Here We Go Again Already?




What is it about the economic recovery so far that allows good news to last for only six months at a time before fears rise again and the economy needs another adrenaline fix from the Fed? The pattern has been clearly reflected in the stock market, which saw its historical pattern of making its gains in the winter months and suffering corrections in the summer months even more pronounced in 2010 and 2011.

And here we go again already?

Just when it seemed we could relax, the U.S. economic recovery surprising with its strength, the Greek debt crisis kicked into the bushes, and most global stock markets in impressive six-month rallies, here comes another set of dark clouds and rumbles of thunder.

Global economic reports were unsettling from all directions this week.

The closely watched 17-nation eurozone PMI index, which measures both manufacturing and service sector strength, dropped to 48.7 in March. That was the eurozone PMI’s third straight monthly reading beneath 50, which is the dividing line between expansion and recessionary contraction, indicating Europe is sinking deeper into recession..

The similar HSBC PMI index for China, the world’s second largest economy, shocked markets, coming in at 48.1, its fifth straight monthly reading beneath 50.

Worries also rose in the Latin America region on warnings from the World Bank that “more than other regions, commodity exporting countries in Latin America [like Brazil and Argentina] would be vulnerable to any decline in commodity prices that might accompany a credit event in Europe.”

At the same time, a research report on Latin America from JP Morgan noted the importance of China, a major buyer of commodities and raw materials from the region, saying, “China’s influence in driving Latin America’s growth has increased sharply since 2008, so whatever happens in China’s economy matters for Latin America even more.”

Asia, Europe, Latin America. They’re so far away. Should U.S. investors care?

Absolutely. Global economies have always tended to move in tandem, into and out of good times and bad times pretty much simultaneously. That tendency has become more pronounced over the last 20 years as countries around the world have become even more dependent on exporting their raw materials and manufactured goods to each other.

So, if other major global economies are experiencing slowing economic growth, some even sliding back into recessions, how reasonable is it to expect the U.S. to escape a similar fate?

Already we may be seeing early warning signs in this week’s U.S. economic reports.

Economists were looking for reports from the U.S. housing industry, the first since a month ago, to confirm the economic recovery is spreading into that important sector.

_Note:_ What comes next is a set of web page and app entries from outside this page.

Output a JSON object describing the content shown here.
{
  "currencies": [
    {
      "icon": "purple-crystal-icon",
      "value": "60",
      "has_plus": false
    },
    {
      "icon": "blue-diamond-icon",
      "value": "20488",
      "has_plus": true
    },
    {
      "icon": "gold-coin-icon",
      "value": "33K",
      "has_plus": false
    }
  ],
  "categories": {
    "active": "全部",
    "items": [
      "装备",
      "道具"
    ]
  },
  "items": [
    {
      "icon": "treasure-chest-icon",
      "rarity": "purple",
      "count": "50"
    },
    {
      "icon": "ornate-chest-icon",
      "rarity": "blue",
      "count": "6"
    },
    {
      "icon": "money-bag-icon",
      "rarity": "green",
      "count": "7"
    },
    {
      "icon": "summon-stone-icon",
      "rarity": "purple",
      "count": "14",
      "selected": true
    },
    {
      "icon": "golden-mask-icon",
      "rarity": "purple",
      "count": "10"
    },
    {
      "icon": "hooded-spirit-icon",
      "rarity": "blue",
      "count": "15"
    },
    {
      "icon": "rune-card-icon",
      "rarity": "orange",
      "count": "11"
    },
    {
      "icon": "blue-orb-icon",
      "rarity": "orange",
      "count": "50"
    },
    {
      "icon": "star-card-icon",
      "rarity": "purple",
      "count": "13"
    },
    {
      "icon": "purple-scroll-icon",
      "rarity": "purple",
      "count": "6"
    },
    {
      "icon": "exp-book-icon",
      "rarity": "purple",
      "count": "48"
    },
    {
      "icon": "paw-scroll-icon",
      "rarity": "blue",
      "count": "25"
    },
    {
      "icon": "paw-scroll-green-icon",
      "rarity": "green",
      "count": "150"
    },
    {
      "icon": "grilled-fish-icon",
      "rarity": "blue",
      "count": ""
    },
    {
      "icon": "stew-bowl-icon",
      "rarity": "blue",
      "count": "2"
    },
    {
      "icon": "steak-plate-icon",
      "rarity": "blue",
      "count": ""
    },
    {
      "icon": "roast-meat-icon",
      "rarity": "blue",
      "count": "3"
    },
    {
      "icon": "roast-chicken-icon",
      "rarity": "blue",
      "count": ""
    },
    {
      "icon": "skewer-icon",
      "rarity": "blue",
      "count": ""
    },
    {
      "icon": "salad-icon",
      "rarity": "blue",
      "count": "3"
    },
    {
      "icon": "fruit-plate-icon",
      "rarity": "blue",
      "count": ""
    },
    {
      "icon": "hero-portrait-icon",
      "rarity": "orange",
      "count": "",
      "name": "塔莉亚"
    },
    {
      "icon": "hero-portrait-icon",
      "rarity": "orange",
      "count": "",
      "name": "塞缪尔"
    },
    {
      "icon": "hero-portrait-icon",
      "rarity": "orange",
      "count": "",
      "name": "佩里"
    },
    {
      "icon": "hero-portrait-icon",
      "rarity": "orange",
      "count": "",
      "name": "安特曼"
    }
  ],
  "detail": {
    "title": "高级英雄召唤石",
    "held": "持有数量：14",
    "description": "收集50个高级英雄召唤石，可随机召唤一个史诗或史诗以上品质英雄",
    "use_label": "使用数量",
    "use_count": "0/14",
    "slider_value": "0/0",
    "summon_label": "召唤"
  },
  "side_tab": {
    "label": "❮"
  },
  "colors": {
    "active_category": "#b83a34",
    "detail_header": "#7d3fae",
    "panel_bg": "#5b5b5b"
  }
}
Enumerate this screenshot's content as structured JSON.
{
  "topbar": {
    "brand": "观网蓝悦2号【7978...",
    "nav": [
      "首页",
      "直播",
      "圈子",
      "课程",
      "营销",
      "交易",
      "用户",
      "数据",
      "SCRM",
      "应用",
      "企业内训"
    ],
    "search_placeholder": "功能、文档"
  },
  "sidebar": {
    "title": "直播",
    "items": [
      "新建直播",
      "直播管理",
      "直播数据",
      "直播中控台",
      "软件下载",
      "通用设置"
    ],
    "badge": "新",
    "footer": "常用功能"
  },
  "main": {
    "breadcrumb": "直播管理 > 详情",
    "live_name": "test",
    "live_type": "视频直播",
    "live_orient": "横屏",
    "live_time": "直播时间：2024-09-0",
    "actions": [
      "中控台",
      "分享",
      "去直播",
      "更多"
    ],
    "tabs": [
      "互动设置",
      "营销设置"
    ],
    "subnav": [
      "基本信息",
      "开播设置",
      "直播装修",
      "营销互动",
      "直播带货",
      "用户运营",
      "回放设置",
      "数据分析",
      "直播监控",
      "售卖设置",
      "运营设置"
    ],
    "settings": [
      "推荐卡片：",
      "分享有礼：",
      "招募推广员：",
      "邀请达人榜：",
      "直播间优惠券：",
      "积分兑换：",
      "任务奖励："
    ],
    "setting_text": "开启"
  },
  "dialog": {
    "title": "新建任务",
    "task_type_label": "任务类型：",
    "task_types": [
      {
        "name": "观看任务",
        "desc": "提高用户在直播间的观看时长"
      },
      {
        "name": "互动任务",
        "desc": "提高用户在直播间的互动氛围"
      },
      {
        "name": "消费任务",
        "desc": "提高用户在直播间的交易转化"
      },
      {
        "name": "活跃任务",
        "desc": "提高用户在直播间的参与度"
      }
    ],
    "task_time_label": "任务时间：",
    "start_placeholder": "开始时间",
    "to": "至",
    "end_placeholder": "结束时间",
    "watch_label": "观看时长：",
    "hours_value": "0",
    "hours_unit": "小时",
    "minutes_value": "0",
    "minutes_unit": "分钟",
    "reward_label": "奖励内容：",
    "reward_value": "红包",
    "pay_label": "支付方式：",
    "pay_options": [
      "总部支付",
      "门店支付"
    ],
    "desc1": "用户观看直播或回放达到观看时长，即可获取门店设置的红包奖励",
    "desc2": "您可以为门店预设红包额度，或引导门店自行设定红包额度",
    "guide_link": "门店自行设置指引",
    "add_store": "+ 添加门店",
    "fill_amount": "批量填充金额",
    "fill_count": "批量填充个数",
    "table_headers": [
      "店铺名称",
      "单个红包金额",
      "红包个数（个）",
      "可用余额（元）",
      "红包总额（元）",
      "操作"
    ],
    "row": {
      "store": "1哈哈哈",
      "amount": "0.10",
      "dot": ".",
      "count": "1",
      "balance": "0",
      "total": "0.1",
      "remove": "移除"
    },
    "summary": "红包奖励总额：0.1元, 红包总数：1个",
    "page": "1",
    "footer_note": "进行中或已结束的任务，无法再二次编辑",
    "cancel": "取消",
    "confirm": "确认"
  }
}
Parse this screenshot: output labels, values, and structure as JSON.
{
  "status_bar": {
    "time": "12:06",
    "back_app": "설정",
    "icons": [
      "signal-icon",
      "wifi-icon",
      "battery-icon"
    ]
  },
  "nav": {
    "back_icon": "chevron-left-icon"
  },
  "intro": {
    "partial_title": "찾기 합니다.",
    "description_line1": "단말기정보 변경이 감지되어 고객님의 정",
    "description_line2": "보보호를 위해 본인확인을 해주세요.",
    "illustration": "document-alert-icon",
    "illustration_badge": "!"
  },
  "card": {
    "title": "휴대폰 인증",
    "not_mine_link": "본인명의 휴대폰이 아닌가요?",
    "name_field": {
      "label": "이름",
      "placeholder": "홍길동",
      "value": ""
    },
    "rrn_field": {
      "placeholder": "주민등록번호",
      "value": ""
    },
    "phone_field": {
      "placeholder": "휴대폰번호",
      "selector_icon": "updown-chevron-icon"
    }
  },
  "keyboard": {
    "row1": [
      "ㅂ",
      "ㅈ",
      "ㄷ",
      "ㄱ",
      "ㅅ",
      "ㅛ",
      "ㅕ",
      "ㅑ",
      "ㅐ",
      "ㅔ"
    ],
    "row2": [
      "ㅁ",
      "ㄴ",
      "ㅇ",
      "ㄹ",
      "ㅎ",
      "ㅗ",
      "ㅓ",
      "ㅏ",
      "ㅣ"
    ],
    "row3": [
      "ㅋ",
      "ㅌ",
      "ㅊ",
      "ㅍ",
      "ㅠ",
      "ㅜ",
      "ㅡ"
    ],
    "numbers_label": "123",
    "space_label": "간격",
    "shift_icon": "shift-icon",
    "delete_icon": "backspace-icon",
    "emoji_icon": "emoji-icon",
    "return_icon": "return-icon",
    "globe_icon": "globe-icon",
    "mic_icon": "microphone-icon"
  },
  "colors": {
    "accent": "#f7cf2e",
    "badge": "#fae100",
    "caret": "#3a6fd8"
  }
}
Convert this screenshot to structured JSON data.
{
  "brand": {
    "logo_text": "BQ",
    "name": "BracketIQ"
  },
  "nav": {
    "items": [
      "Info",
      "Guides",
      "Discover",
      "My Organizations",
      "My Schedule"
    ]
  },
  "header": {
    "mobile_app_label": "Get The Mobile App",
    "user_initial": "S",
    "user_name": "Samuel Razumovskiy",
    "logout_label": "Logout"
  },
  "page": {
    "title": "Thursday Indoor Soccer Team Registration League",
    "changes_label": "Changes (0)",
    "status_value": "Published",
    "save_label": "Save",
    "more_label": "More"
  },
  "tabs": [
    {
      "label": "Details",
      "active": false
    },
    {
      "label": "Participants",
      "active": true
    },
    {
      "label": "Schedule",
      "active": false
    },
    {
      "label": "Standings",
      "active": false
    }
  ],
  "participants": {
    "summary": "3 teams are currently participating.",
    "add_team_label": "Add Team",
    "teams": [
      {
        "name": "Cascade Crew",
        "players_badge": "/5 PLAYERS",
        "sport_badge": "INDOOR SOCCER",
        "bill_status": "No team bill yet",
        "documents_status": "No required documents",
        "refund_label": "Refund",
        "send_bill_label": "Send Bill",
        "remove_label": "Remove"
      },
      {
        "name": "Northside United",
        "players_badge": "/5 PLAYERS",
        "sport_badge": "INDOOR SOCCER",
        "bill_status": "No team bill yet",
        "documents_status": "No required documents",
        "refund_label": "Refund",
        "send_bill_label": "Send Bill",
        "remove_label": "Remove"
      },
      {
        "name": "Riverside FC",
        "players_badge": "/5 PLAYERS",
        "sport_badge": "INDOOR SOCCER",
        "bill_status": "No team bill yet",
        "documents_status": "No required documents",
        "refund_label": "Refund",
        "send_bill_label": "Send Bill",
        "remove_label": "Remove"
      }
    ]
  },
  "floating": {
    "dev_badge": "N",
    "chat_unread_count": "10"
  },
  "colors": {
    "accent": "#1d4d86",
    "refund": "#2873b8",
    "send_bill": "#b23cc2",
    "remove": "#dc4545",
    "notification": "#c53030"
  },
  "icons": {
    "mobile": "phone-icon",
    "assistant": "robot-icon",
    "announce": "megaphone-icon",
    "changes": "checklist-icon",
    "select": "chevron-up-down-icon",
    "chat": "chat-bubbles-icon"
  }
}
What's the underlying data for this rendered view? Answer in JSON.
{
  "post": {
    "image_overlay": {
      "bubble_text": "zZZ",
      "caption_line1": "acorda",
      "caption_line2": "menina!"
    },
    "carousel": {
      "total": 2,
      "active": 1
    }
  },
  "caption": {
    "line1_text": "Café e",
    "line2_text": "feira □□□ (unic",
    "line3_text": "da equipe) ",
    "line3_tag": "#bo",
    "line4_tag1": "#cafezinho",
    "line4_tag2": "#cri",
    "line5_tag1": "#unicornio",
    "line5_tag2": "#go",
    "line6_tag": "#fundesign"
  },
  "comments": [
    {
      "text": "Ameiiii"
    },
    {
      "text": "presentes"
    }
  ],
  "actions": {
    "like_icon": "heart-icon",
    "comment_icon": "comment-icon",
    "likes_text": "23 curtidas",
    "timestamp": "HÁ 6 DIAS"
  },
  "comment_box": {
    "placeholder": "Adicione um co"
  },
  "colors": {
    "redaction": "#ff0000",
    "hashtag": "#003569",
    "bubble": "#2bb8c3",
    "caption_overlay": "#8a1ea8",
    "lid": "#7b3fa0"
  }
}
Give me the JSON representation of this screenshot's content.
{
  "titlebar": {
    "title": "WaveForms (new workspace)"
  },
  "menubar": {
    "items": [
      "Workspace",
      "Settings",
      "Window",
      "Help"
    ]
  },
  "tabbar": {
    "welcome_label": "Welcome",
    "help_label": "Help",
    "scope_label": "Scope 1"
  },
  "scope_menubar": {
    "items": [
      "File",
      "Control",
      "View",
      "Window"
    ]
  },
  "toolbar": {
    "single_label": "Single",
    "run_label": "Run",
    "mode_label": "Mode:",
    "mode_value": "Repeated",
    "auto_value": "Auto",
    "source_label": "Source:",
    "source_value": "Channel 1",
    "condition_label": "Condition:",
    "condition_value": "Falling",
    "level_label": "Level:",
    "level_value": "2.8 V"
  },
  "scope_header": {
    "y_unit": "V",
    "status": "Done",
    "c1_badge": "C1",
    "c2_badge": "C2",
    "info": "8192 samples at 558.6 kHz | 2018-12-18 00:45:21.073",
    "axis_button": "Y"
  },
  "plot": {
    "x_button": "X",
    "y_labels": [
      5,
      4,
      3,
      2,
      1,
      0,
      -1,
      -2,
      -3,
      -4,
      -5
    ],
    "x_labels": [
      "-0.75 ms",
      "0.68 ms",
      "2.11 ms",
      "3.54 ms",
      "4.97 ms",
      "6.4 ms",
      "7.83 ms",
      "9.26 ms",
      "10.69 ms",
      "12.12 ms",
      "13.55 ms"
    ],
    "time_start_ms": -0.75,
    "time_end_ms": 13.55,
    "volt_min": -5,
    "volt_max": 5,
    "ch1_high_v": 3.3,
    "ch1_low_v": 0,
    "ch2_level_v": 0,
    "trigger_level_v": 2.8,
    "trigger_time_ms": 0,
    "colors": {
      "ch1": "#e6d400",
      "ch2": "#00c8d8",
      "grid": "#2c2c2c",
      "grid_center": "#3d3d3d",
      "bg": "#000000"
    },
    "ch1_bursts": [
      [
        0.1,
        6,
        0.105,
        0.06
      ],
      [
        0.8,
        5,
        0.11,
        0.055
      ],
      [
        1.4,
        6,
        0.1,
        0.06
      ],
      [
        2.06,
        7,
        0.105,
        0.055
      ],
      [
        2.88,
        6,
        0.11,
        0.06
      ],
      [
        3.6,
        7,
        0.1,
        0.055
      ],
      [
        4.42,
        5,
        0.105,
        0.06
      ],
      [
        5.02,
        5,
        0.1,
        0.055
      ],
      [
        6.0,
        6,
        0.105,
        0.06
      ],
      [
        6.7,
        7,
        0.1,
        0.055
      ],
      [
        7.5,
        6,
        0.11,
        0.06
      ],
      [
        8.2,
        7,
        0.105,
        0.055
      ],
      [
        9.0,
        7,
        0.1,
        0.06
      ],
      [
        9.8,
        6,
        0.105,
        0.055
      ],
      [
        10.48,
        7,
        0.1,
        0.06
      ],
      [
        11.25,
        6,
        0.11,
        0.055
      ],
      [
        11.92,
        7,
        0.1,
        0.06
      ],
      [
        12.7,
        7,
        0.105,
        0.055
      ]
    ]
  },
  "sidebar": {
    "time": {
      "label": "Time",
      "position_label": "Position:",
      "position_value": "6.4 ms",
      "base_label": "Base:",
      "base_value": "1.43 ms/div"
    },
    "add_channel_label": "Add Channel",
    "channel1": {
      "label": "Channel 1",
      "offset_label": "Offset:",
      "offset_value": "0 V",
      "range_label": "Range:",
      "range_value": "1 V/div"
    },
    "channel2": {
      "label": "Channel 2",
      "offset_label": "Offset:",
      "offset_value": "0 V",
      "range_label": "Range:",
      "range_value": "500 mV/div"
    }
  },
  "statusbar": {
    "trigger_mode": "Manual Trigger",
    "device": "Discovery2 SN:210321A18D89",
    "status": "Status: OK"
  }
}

Unfortunately, the reports were disappointing. They were that new housing starts unexpectedly fell 1.1% last month, existing home sales fell 0.9%, the inventory of unsold homes jumped 4.3%, and new home sales fell 1.6% (compared to the consensus forecast that they would rise 3.8%).

The U.S. stock market stumbled some in reaction to the arrival of global dark clouds, while elsewhere, markets in France and Hong Kong plunged more than 3% for the week, markets in Brazil, China, and Germany more than 2%.

Meanwhile, areas often perceived as safe havens, gold and U.S. treasury bonds, which had fallen to multi-week lows, bounced back some as money flowed back into them.

One week is not a reason for concern.

But this week’s darkening economic clouds just as another six-month cycle from last October’s low rolls around, and with 1st quarter earnings reports just two weeks away, are reasons for investors to remain cautious and alert.

Community Talk

Re: Here We Go Again Already?

This may at first glance appear as a simple answer to your query as to WHY market sentiment cycles on and off over 6 months periods, but we need to consider the fundamentals and filter out the "noise" that is generated by the government and the FED, and bankers in general through the media largely controlled by the powers that be.

The primary reason our economies have been stablilized and fundamentals have not really made any major improvements is because we have an unsound and ultimately unsustainable monetary system based on DEBT!  How can an economy become sound when money is created out of thin air, or perhaps I should say backed by nothing but the hot air of politicians who spend like drunken sailors on shore leave, and that is being kind to sailors. When .40c of every dollar the government spends is borrowed, (creating more debt) and governments already in unpayable debt situations are bailed out (Greece) so they can meet their interest payements and prevent a total meltdown of the system, HOW is any confidence and sound future planning possible?

Without SAVINGS there can be no sound accumulation of capital for growth and expansion that would create needed jobs, but where is the incentive to save when interest rates are below the level of acknowledged inflation let alone the REAL inflation hidden from the masses?

Talk about being between "a rock and a hard place" raising interest rates to a level that would make savings attractive would make current debt levels unpayable, but why should that be a surprise? When our currency supply (I won't dignify our present fiat system by calling it money when our paper I.O.U.s are effectively COUNTERFEIT) is dependent on people going into DEBT to borrow it into existence, since only the principal is ever created, the interest CAN only accumulate as a pyramid of debt that must in time collapse of its own weight on the economy.

Gold and silver may well be one of the few ways to preserve purchasing power in the present environment of crony capitalism where bad actors get bailed out and prudent working people and savers have their life's work STOLEN by white collar criminals.

thinker70